According to reports, hundreds of farmers had left for Delhi in a large convoy of tractor-trollies from Amritsar to participate in the protest parade announced by farmer unions on the upcoming Republic Day.
The farmers have planned to hold a rally parallel to the Republic Day Parade, calling in farmers from across Punjab and Haryana to participate. A village in Punjab’s Sangrur has even decided to fine those who choose to stay out of the rally.
Aiming to stop the rally, the Centre had filed an affidavit in the Supreme Court, where it said disruption of the Republic Day parade will be an “embarrassment to the nation”.
Contending that it has “done its best” to engage with farmers, the Centre said, “The farm laws have received wide acceptance throughout the country and, therefore, some farmers and others objecting to the law had put a condition of its repeal, is neither justifiable nor acceptable”.
It may be recalled that the Supreme Court had on Tuesday (January 12) stayed the implementation of new farm laws till further orders, and decided to form a four-member committee to resolve the impasse between the Centre and the farmers’ unions.
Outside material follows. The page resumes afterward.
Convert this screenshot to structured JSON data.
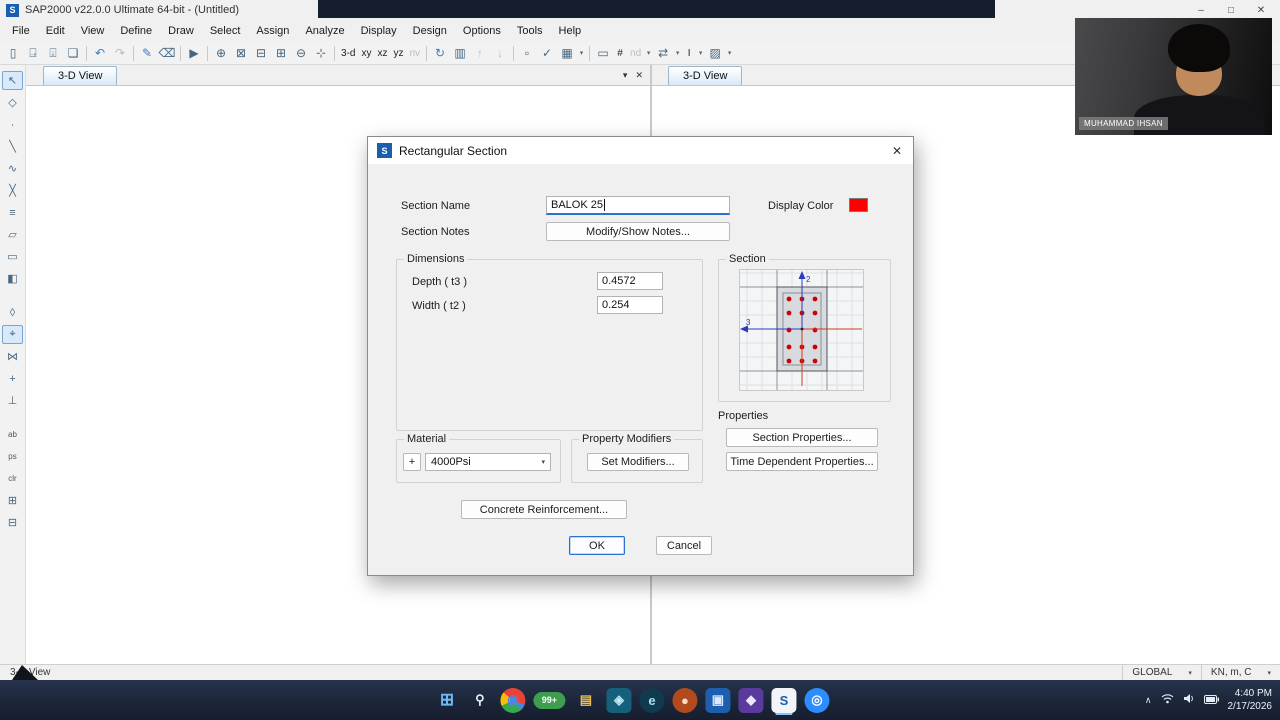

During the hearing in the apex court, when farmers’ advocate ML Sharma said that farmers protesting on the borders of Delhi have complained that several people have come to discuss the issue of new farm laws but why didn’t Prime Minister Narendra Modi attend the meeting?
Chief Justice S A Bobde, who headed the top court bench headed, said, “We cannot ask the Prime Minister to come to the meeting, because he is not a party in this case.” Solicitor General Tushar Mehta then said that Union Agriculture Minister Narendra Singh Tomar is already holding talks with farmer unions as the matter is related to his department.
The apex court formed the four-member committee to look into the farmers’ grievances against the three laws. The four members of the committee are BKU president Bhupinder Singh Mann, Shetkeri Sangathana, Maharashtra president Anil Ghanwat, Pramod Kumar Joshi, director for South Asia, International Food Policy Research Institute, and agriculture economist Ashok Gulati.
The Supreme Court has also stayed the implementation of the three laws — the Farmers’ (Empowerment and Protection) Agreement on Price Assurance and Farm Services Act, the Farmers’ Produce Trade and Commerce (Promotion and Facilitation) Act, and the Essential Commodities (Amendment) Act — against which several petitions have been filed challenging their constitutional validity.
Thousands of farmers, mostly from Haryana and Punjab, have been protesting at several border points of Delhi since November 28 last year, demanding a repeal of the three laws and a legal guarantee on the minimum support price for their crops.